PROBLEM
Below is a block of records; reproduce all of them exactly and leave out any pictures.

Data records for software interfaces
↓
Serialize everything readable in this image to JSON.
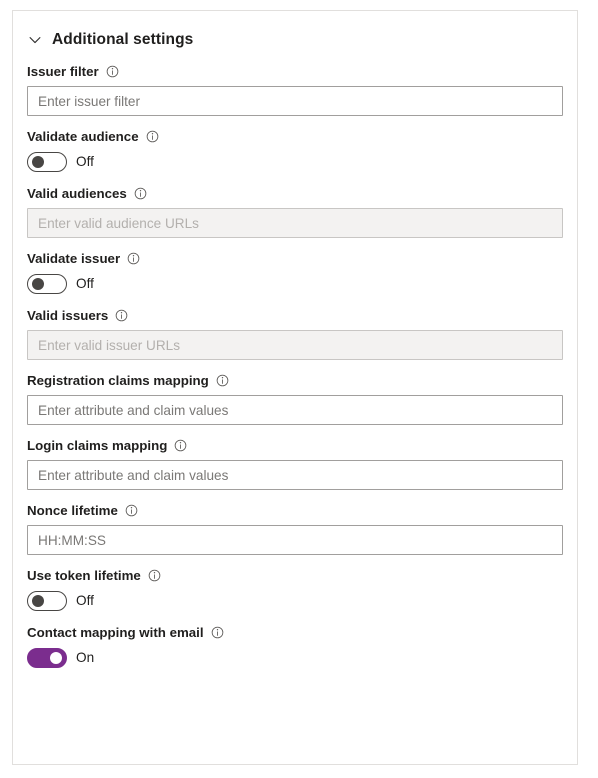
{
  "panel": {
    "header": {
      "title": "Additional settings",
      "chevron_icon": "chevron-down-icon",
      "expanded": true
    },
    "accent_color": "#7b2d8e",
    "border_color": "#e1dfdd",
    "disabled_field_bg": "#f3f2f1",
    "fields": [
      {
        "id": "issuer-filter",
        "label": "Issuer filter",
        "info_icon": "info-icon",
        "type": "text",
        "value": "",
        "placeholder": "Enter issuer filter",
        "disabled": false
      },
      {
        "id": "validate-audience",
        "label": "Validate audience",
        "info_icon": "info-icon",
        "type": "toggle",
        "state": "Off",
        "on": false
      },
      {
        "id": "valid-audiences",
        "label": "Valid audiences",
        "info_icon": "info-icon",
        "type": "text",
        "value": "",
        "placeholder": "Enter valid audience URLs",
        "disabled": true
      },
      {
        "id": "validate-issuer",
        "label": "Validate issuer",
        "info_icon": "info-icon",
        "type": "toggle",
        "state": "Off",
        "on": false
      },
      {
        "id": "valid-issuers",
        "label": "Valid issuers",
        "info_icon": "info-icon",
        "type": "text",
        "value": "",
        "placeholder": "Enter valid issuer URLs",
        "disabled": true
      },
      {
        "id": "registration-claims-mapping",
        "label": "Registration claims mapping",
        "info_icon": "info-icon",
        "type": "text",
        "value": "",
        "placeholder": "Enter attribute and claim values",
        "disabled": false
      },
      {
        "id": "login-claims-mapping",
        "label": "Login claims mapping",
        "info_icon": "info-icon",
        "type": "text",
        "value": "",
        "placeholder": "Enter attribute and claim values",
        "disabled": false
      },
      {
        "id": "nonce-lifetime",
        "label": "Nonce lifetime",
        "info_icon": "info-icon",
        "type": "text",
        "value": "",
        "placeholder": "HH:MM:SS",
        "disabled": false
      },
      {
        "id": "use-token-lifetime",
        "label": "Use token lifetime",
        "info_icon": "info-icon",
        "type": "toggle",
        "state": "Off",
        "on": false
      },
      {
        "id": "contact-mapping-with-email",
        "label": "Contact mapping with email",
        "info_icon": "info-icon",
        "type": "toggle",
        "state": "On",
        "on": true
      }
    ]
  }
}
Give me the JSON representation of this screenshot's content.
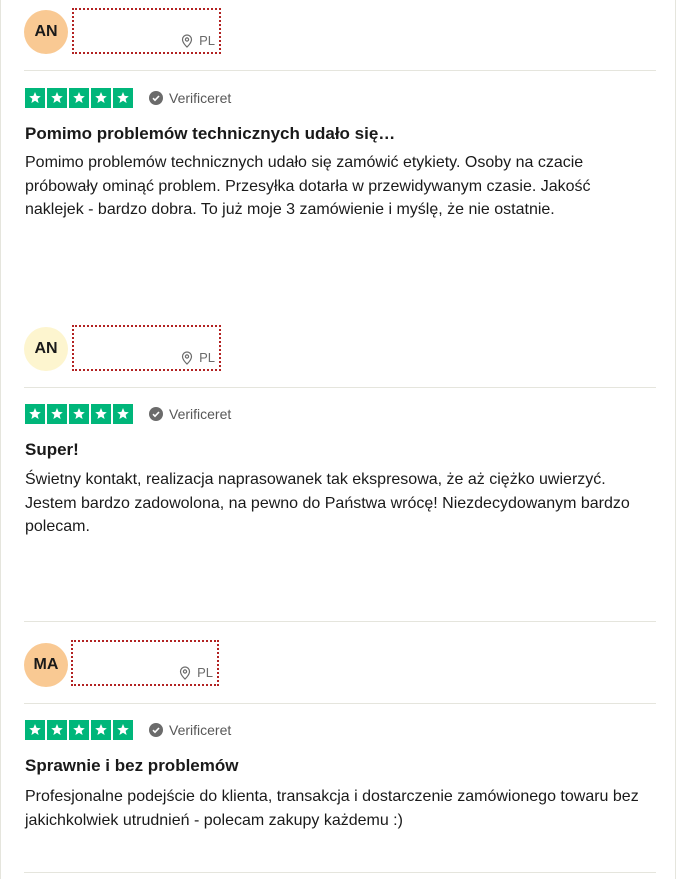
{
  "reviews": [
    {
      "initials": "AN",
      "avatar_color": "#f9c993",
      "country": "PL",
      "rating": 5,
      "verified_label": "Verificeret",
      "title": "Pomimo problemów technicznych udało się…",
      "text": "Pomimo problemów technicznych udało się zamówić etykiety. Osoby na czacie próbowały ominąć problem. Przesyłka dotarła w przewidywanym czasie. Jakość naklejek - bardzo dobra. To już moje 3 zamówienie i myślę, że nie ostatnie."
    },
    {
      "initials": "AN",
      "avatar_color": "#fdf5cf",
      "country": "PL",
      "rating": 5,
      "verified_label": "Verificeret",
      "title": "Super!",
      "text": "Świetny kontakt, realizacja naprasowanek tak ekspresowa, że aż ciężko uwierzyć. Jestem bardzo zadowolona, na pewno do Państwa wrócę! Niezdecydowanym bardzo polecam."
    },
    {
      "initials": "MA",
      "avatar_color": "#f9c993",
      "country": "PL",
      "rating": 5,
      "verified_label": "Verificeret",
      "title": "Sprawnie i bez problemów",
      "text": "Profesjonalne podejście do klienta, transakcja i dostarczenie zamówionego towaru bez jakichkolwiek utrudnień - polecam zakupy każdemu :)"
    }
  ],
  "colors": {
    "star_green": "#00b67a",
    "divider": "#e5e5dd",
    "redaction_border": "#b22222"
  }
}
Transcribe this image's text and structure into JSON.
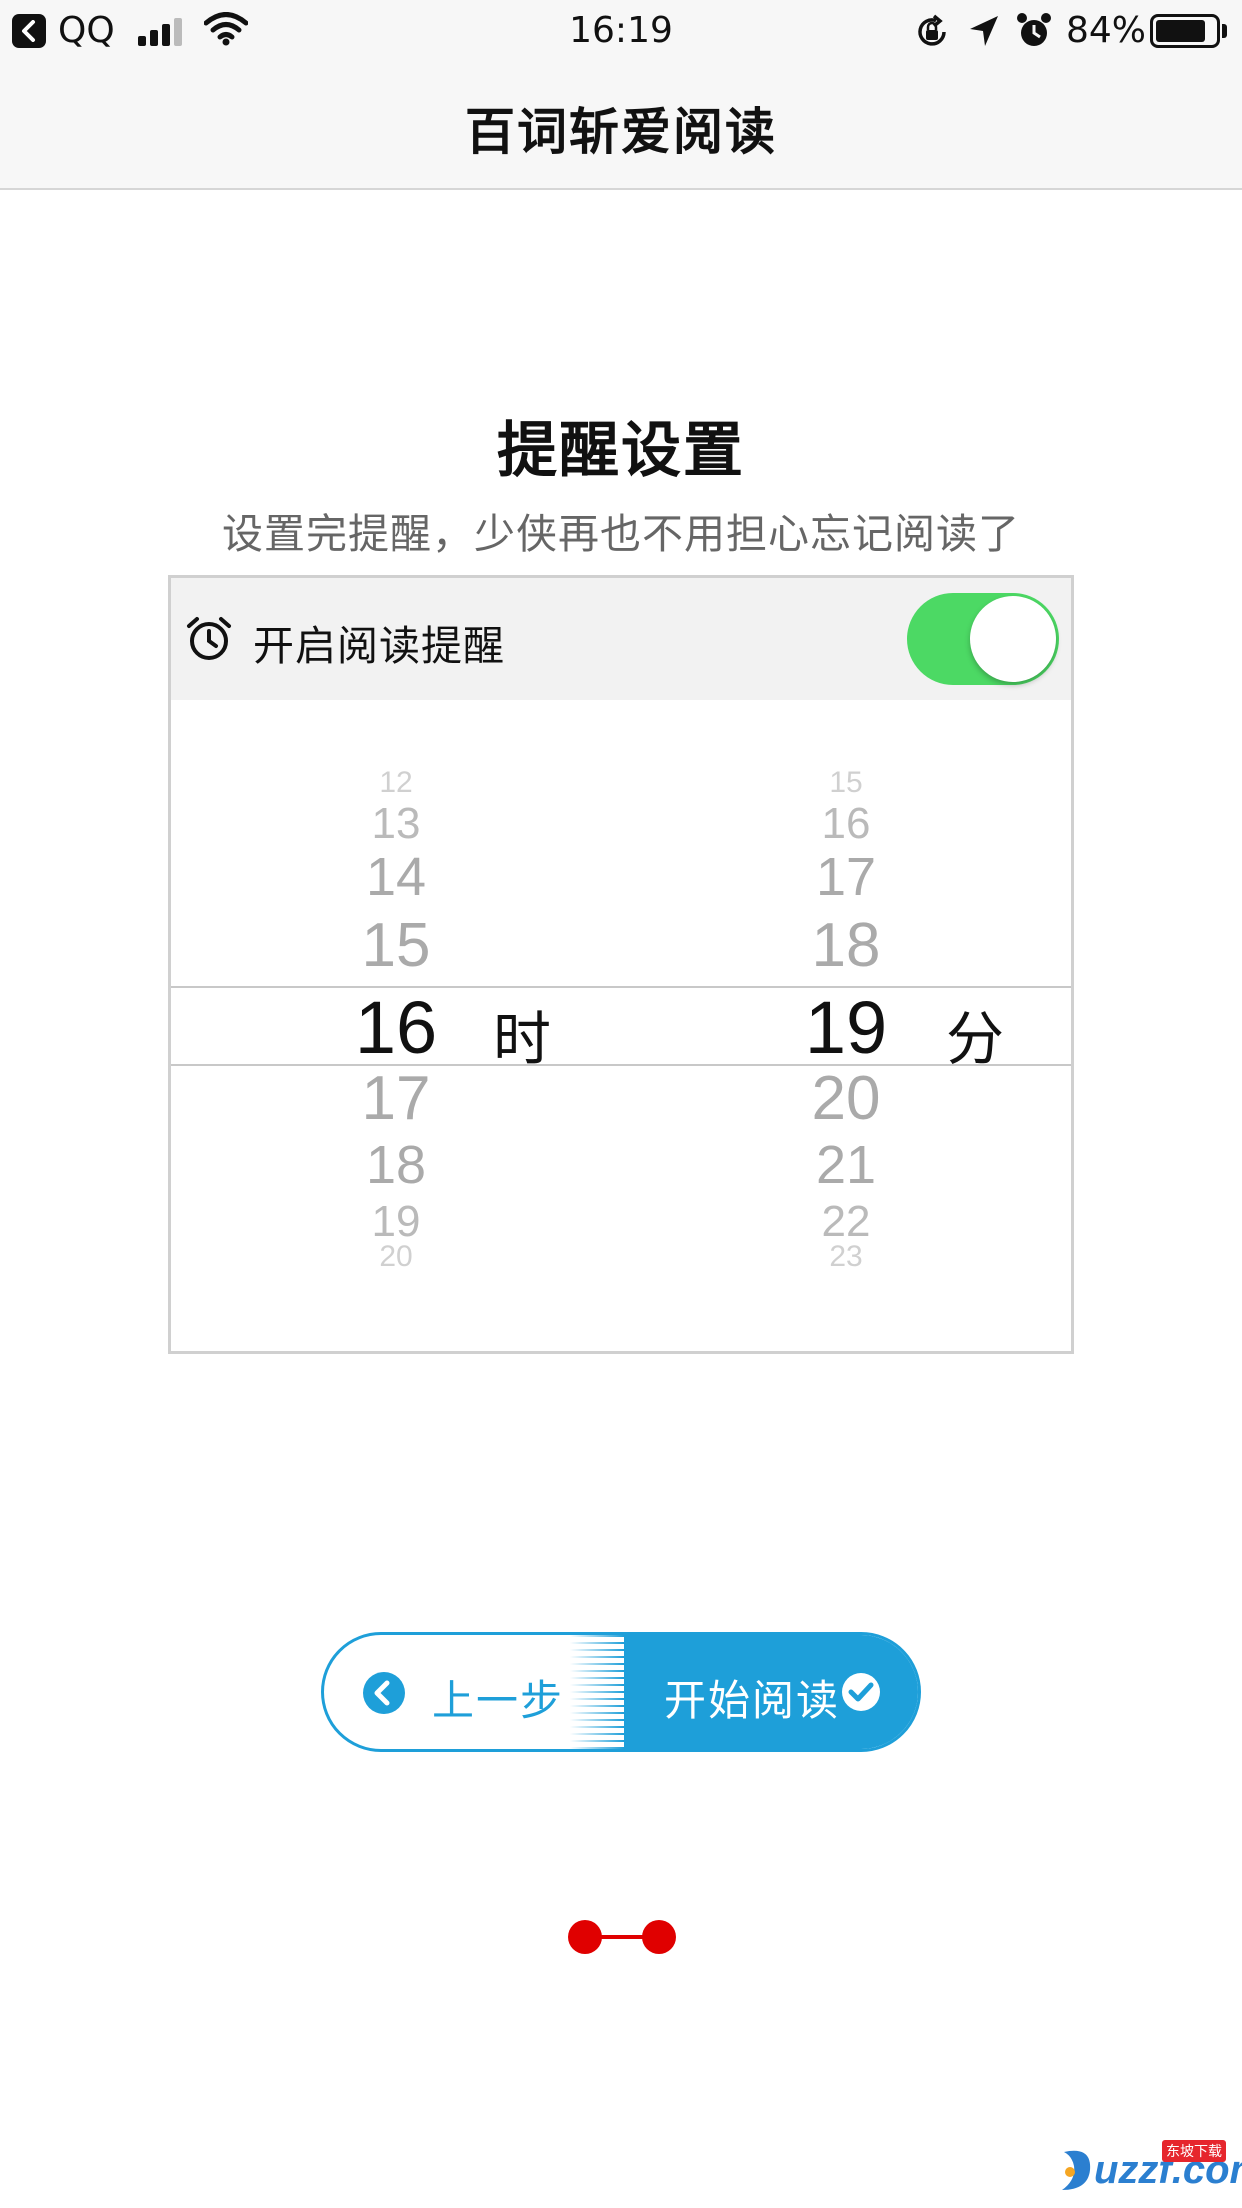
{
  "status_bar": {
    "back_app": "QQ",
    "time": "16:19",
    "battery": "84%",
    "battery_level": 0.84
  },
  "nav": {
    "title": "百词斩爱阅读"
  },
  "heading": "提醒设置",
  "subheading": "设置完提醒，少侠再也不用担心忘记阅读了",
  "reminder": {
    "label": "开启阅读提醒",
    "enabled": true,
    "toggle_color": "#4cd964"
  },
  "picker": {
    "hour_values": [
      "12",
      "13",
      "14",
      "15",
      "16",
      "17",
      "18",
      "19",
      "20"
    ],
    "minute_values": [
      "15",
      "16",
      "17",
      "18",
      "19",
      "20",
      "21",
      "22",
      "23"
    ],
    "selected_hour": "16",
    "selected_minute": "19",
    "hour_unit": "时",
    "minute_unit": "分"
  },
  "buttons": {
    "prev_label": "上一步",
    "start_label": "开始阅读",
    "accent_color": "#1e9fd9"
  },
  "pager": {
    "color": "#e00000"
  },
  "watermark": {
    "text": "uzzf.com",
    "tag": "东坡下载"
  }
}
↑
OUTPUT FOR THIS EXERCISE
Serialize everything readable in this image to JSON.
{
  "panel": {
    "header": {
      "title": "Additional settings",
      "chevron_icon": "chevron-down-icon",
      "expanded": true
    },
    "accent_color": "#7b2d8e",
    "border_color": "#e1dfdd",
    "disabled_field_bg": "#f3f2f1",
    "fields": [
      {
        "id": "issuer-filter",
        "label": "Issuer filter",
        "info_icon": "info-icon",
        "type": "text",
        "value": "",
        "placeholder": "Enter issuer filter",
        "disabled": false
      },
      {
        "id": "validate-audience",
        "label": "Validate audience",
        "info_icon": "info-icon",
        "type": "toggle",
        "state": "Off",
        "on": false
      },
      {
        "id": "valid-audiences",
        "label": "Valid audiences",
        "info_icon": "info-icon",
        "type": "text",
        "value": "",
        "placeholder": "Enter valid audience URLs",
        "disabled": true
      },
      {
        "id": "validate-issuer",
        "label": "Validate issuer",
        "info_icon": "info-icon",
        "type": "toggle",
        "state": "Off",
        "on": false
      },
      {
        "id": "valid-issuers",
        "label": "Valid issuers",
        "info_icon": "info-icon",
        "type": "text",
        "value": "",
        "placeholder": "Enter valid issuer URLs",
        "disabled": true
      },
      {
        "id": "registration-claims-mapping",
        "label": "Registration claims mapping",
        "info_icon": "info-icon",
        "type": "text",
        "value": "",
        "placeholder": "Enter attribute and claim values",
        "disabled": false
      },
      {
        "id": "login-claims-mapping",
        "label": "Login claims mapping",
        "info_icon": "info-icon",
        "type": "text",
        "value": "",
        "placeholder": "Enter attribute and claim values",
        "disabled": false
      },
      {
        "id": "nonce-lifetime",
        "label": "Nonce lifetime",
        "info_icon": "info-icon",
        "type": "text",
        "value": "",
        "placeholder": "HH:MM:SS",
        "disabled": false
      },
      {
        "id": "use-token-lifetime",
        "label": "Use token lifetime",
        "info_icon": "info-icon",
        "type": "toggle",
        "state": "Off",
        "on": false
      },
      {
        "id": "contact-mapping-with-email",
        "label": "Contact mapping with email",
        "info_icon": "info-icon",
        "type": "toggle",
        "state": "On",
        "on": true
      }
    ]
  }
}
Give me the JSON representation of this screenshot's content.
{
  "reviews": [
    {
      "initials": "AN",
      "avatar_color": "#f9c993",
      "country": "PL",
      "rating": 5,
      "verified_label": "Verificeret",
      "title": "Pomimo problemów technicznych udało się…",
      "text": "Pomimo problemów technicznych udało się zamówić etykiety. Osoby na czacie próbowały ominąć problem. Przesyłka dotarła w przewidywanym czasie. Jakość naklejek - bardzo dobra. To już moje 3 zamówienie i myślę, że nie ostatnie."
    },
    {
      "initials": "AN",
      "avatar_color": "#fdf5cf",
      "country": "PL",
      "rating": 5,
      "verified_label": "Verificeret",
      "title": "Super!",
      "text": "Świetny kontakt, realizacja naprasowanek tak ekspresowa, że aż ciężko uwierzyć. Jestem bardzo zadowolona, na pewno do Państwa wrócę! Niezdecydowanym bardzo polecam."
    },
    {
      "initials": "MA",
      "avatar_color": "#f9c993",
      "country": "PL",
      "rating": 5,
      "verified_label": "Verificeret",
      "title": "Sprawnie i bez problemów",
      "text": "Profesjonalne podejście do klienta, transakcja i dostarczenie zamówionego towaru bez jakichkolwiek utrudnień - polecam zakupy każdemu :)"
    }
  ],
  "colors": {
    "star_green": "#00b67a",
    "divider": "#e5e5dd",
    "redaction_border": "#b22222"
  }
}
Transcribe this image's text and structure into JSON.
{
  "status_bar": {
    "back_app": "QQ",
    "time": "16:19",
    "battery": "84%",
    "battery_level": 0.84
  },
  "nav": {
    "title": "百词斩爱阅读"
  },
  "heading": "提醒设置",
  "subheading": "设置完提醒，少侠再也不用担心忘记阅读了",
  "reminder": {
    "label": "开启阅读提醒",
    "enabled": true,
    "toggle_color": "#4cd964"
  },
  "picker": {
    "hour_values": [
      "12",
      "13",
      "14",
      "15",
      "16",
      "17",
      "18",
      "19",
      "20"
    ],
    "minute_values": [
      "15",
      "16",
      "17",
      "18",
      "19",
      "20",
      "21",
      "22",
      "23"
    ],
    "selected_hour": "16",
    "selected_minute": "19",
    "hour_unit": "时",
    "minute_unit": "分"
  },
  "buttons": {
    "prev_label": "上一步",
    "start_label": "开始阅读",
    "accent_color": "#1e9fd9"
  },
  "pager": {
    "color": "#e00000"
  },
  "watermark": {
    "text": "uzzf.com",
    "tag": "东坡下载"
  }
}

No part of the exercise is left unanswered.